Teaching Meditation at Mokotów Prison in Warsaw, Poland
Updated: Apr 22
Today, I taught a meditation program at Mokotów Prison. In this infamous Warsaw prison, the Gestapo detained, tortured, and killed political prisoners during World War II and where the KGP and Polish communists detained, tortured, and killed political prisoners from 1945 to 1955. At the street side entrance on a busy street in Warsaw, there is a memorial to the political prisoners killed there by the Nazis and the communists. This reflects Poland's tortured history, long a battleground fought over by the Russians and Germans. We met in a very unusual great hall that was part of a school that pre-dated the prison. It had large paintings of famous Polish generals down one side of the room with ornate wooden frames and similar paintings of famous Polish poets lining the other.
My Polish peacemaker friend Andrzej Krawjeski said this prison benefits from a great many volunteer offerings, similar to San Quentin in the Bay Area, because of its central location in Warsaw, and that they have organized many concerts by famous Polish recording artists and all kinds of workshops for the prisoners in this same room. We waited as around 40 prisoners gradually trickled into the room, a very tough-looking group of men mostly in their 30’s and 40’s. None of them had meditated before. I shared with them a bit of my own story of transformation in prison and made a case for cultivating awareness and freedom through meditation or mind training. Basically, we were all programmed in early childhood. Some of us got reasonably good programming allowing us to function well in life. Many of us received very defective programming.
Our programming or conditioning is faulty for most of us who end up in prison. As adults, we have a choice whether to let this conditioning run our lives or to find a way to free ourselves of its grip. Through various short meditation exercises, I led them into experiencing that part of their mind that is free from this conditioning and, if cultivated, can lead to real freedom. Most of the men participated with great interest even though there was negative peer pressure they were all feeling, collectively creating it with each other. I addressed this directly, and they acknowledged it, which helped open up the room. Altogether it felt like a very positive session.

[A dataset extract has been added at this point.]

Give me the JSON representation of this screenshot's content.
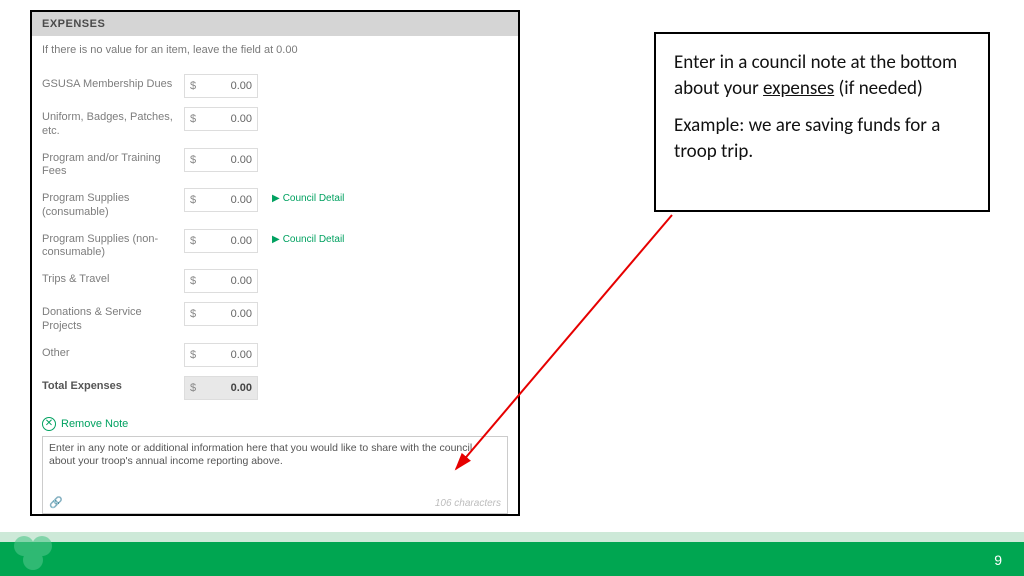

We will follow up with books and the possibility of an ongoing meditation class facilitated by Shambhala and Zen practitioners if there is enough interest among the prisoners.